by Barbara Schmitz //
The economic significance of data-driven business models is obvious. The European Data Strategy estimates that the data economy will be worth EUR 829 billion in 2025. This would mean that the value would have almost tripled since 2018. The setting of cookies and other similar technologies, as well as the discussion about the (advertising) funding, is a good example of this new data economy. Through the processing of personal data enabled by cookies, for example, advertising can be personalized. As a result, money is made with cookies and data can be monetized.
Earning money is not in itself wrong – but a moral conflict arises when the data is relevant to personal rights. In this context, the question arises whether data with personality relevance can be considered as economic goods.
In practice, consumers are quite liberal in the way they disclose their personal data, while at the same time there is an increasing sensitivity to personal rights. This so-called “privacy paradox“. expresses well the seemingly irresolvable contradiction of most users between convenience and privacy.

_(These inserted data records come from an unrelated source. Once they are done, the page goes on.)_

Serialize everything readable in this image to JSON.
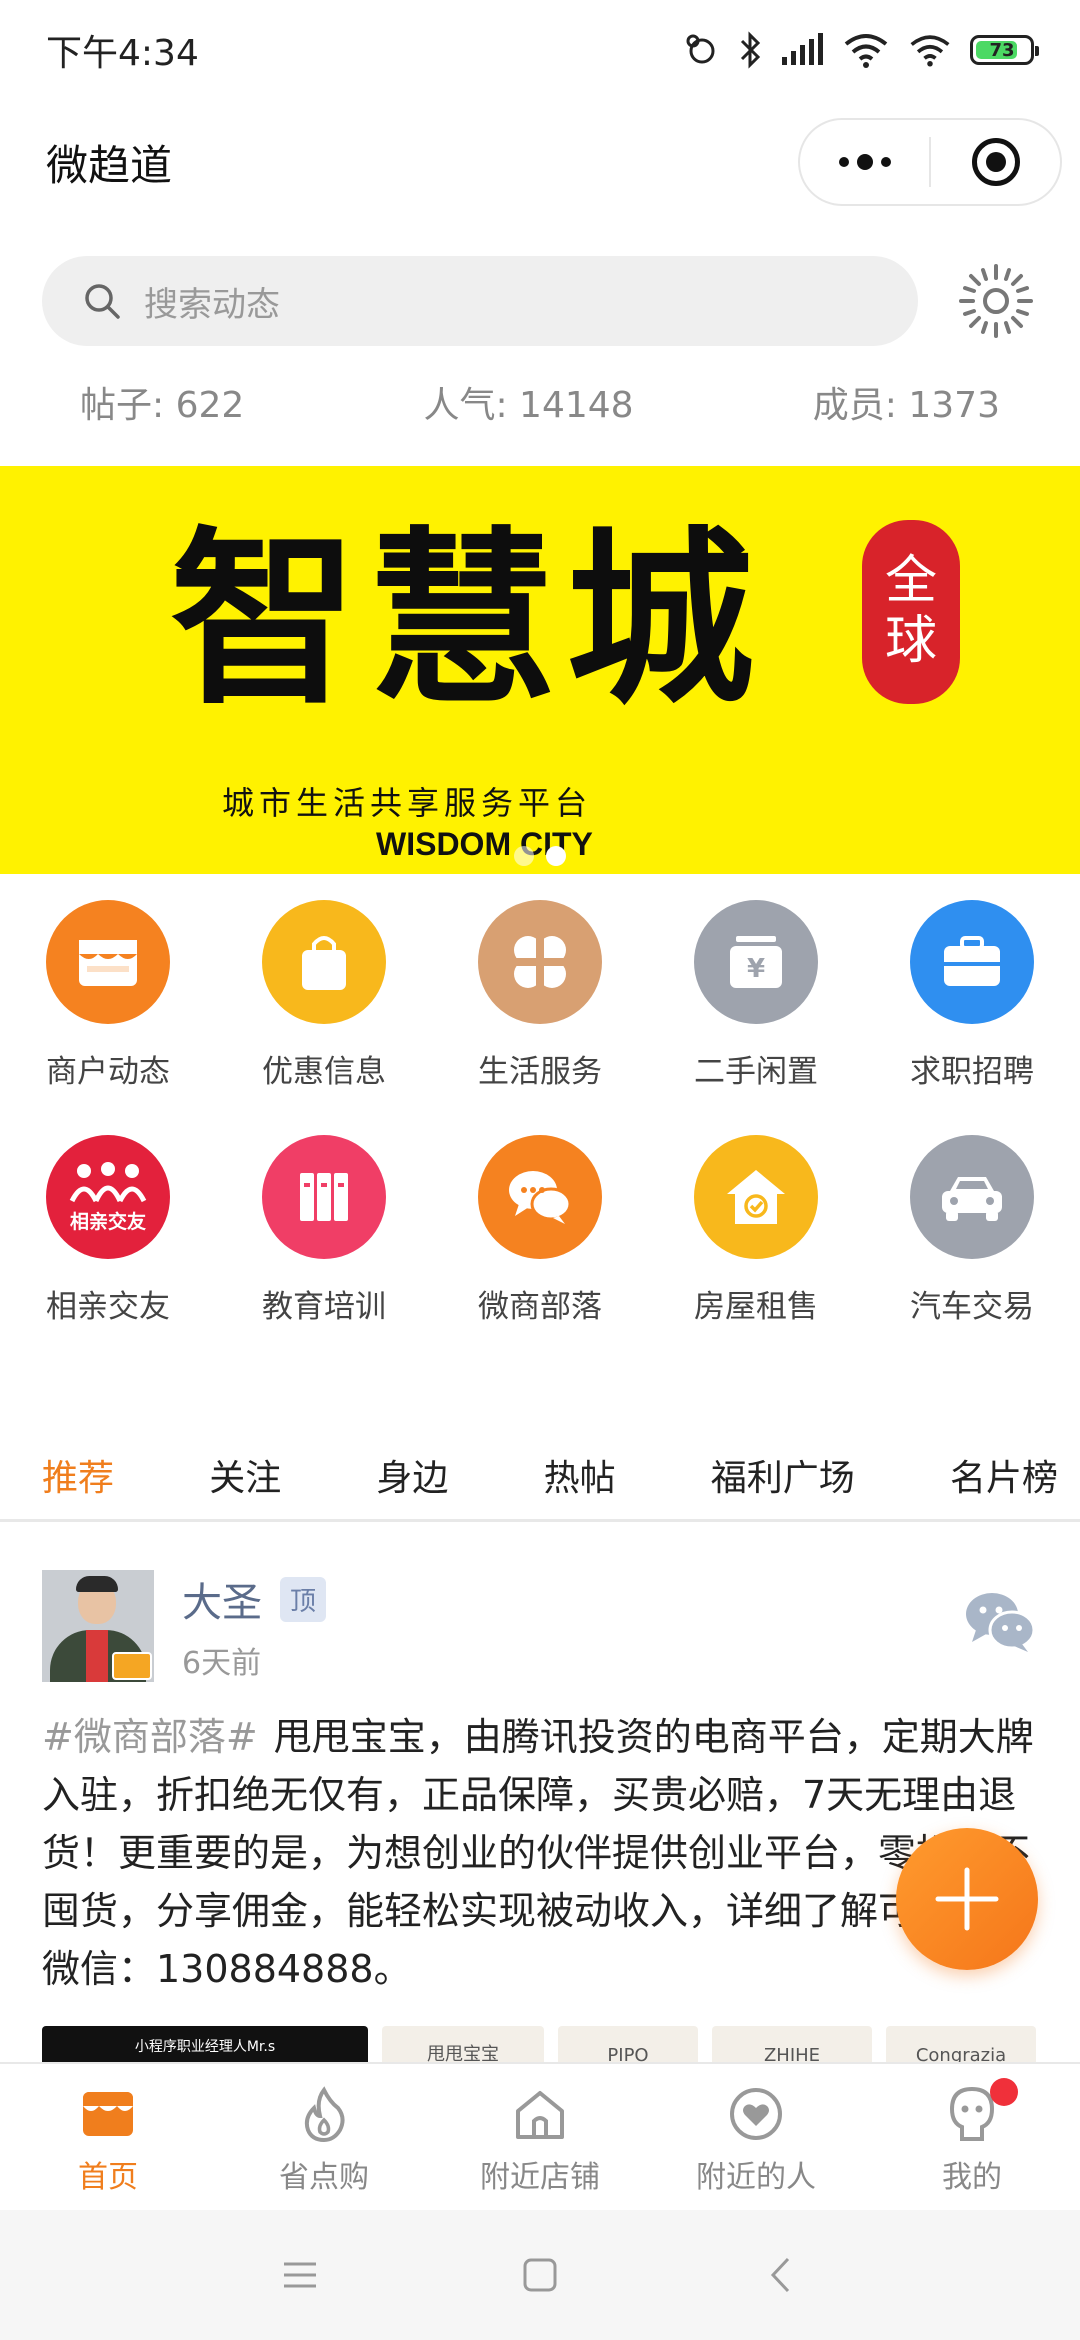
{
  "status_bar": {
    "time": "下午4:34",
    "battery": "73"
  },
  "header": {
    "title": "微趋道"
  },
  "search": {
    "placeholder": "搜索动态"
  },
  "stats": {
    "posts": "帖子: 622",
    "popularity": "人气: 14148",
    "members": "成员: 1373"
  },
  "banner": {
    "title": "智慧城",
    "seal_line1": "全",
    "seal_line2": "球",
    "subtitle": "城市生活共享服务平台",
    "english": "WISDOM CITY",
    "slides": 2,
    "active_slide": 2
  },
  "categories": [
    {
      "label": "商户动态",
      "icon": "storefront-icon",
      "color": "#f58220"
    },
    {
      "label": "优惠信息",
      "icon": "shopping-bag-icon",
      "color": "#f8b81c"
    },
    {
      "label": "生活服务",
      "icon": "clover-icon",
      "color": "#d8a072"
    },
    {
      "label": "二手闲置",
      "icon": "yen-box-icon",
      "color": "#9ea3ad"
    },
    {
      "label": "求职招聘",
      "icon": "briefcase-icon",
      "color": "#2f8ff0"
    },
    {
      "label": "相亲交友",
      "icon": "dating-icon",
      "color": "#e3213c",
      "icon_text": "相亲交友"
    },
    {
      "label": "教育培训",
      "icon": "books-icon",
      "color": "#f03e66"
    },
    {
      "label": "微商部落",
      "icon": "chat-bubbles-icon",
      "color": "#f58220"
    },
    {
      "label": "房屋租售",
      "icon": "house-check-icon",
      "color": "#f8b81c"
    },
    {
      "label": "汽车交易",
      "icon": "car-icon",
      "color": "#9ea3ad"
    }
  ],
  "tabs": [
    {
      "label": "推荐",
      "active": true
    },
    {
      "label": "关注",
      "active": false
    },
    {
      "label": "身边",
      "active": false
    },
    {
      "label": "热帖",
      "active": false
    },
    {
      "label": "福利广场",
      "active": false
    },
    {
      "label": "名片榜",
      "active": false
    }
  ],
  "post": {
    "author": "大圣",
    "pinned_label": "顶",
    "time": "6天前",
    "tag": "#微商部落#",
    "text": "甩甩宝宝，由腾讯投资的电商平台，定期大牌入驻，折扣绝无仅有，正品保障，买贵必赔，7天无理由退货！更重要的是，为想创业的伙伴提供创业平台，零投资不囤货，分享佣金，能轻松实现被动收入，详细了解可以加我微信：130884888。",
    "thumbnails": [
      "小程序职业经理人Mr.s",
      "甩甩宝宝",
      "PIPO",
      "ZHIHE",
      "Congrazia"
    ]
  },
  "bottom_nav": [
    {
      "label": "首页",
      "icon": "store-home-icon",
      "active": true
    },
    {
      "label": "省点购",
      "icon": "flame-icon",
      "active": false
    },
    {
      "label": "附近店铺",
      "icon": "house-icon",
      "active": false
    },
    {
      "label": "附近的人",
      "icon": "heart-circle-icon",
      "active": false
    },
    {
      "label": "我的",
      "icon": "profile-icon",
      "active": false,
      "badge": true
    }
  ],
  "colors": {
    "accent": "#f07e1d",
    "banner_bg": "#fff200",
    "badge_red": "#f0303a"
  }
}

The possibility created by the Digital Content Directive (DID -RL) of introducing personal data into commercial transactions in a self-determined manner bridges the gap between private autonomy and data protection.
It is interesting to note that it was important to the legislator to future-proof the scope of application. The legal definition of “digital products” in section 327 (1) of the German Civil Code (BGB) takes account of the EU Directive’s technology-neutral and development-open approach (see recital 19 of DID-RL). This ensures that technologies that are currently not thought of or are under development (will) also fall within the scope of application. Therefore, it is not possible to circumvent the legal purpose of protection through technology changes or adaptations.
These digital products can either be paid for with money (“price” in § 327 (1) of the German Civil Code) or with personal data (Section 327 (3) of the German Civil Code). Payment with data takes the form of providing or being obliged to provide the data.
The compatibility of the interests of the data subject with the economic data traffic is made possible by the regulations of the GDPR with Art. 1 Para. 3 GDPR and recital 4 Sentence 2 GDPR. Thereafter, the free movement of data may neither be restricted nor prohibited and “The right to protection of personal data is not an unrestricted right; it [must] be seen in light of its social function.”
It should be noted that in the payments with data models, the data is provided as remuneration not only for the fulfillment of the contract, but also for other purposes, such as marketing purposes. Providing the personal data for more than contract fulfillment is an important element of the pay with data construct. If this part of the package is missing, §§ BGB § 312 ff. of the German Civil Code do not apply.
In the future, it will thus be possible to decide whether to use a service by making one’s own data available or by paying a (usage) fee while fundamentally excluding the marketing of one’s own data. Instead of viewing consent and contractual coupling as roadblocks on the way to contractual arrangements, there is now an opportunity to anchor data protection law in contractual freedom and hence to create a data obligation law based on private autonomy.
One point that should also be noted in this context is that there are likely to be implications for tax law because of the equation of monetary benefits and personal data.
Apart from the fact that the terminology of “consideration” will be difficult to avoid, since the basis of assessment under tax law is based on a compensation (whether paid or not), there is the challenge of evaluating and quantifying the data and information provided.
In the interest of all parties involved, it is to be hoped that the open questions and possible collisions of interests do not get lost in destructive conflict discussions, but rather produce constructive solutions that take all aspects into account. Quite in the spirit of Blaise Pascal (1623-1662), the founder of theory of probability: It is a pleasure to be in a storm-tossed ship when you are sure it will not sink.
The following digital products can be the scope of a consumer contract according to recitals 19, 20 and 26 of the DID-RL (see Grüneberg, in: Grüneberg, Kommentar zum BGB, 81. Aufl. 2022, § 327 Rz. 3ff):
- Digital content § 327 Abs. 2 Satz 1 BGB
- Computer program
- Video, audio, music files
- digital games
- electronic books and other electronic
- Digital services § 327 Abs. 2 Satz 2 BGB
- Hosting, Cloud-Computing
- Shared games, cloud-based word processing Computing
- social networks
- portals and platforms
- Customer specification § 327 Abs. 4 BGB
- Customized software
- 3D printing of goods
- Physical data mediums § 327 Abs. 5 BGB
- DVDs, CDs, USB sticks and memory card (not blank CDs)
Barbara Schmitz, München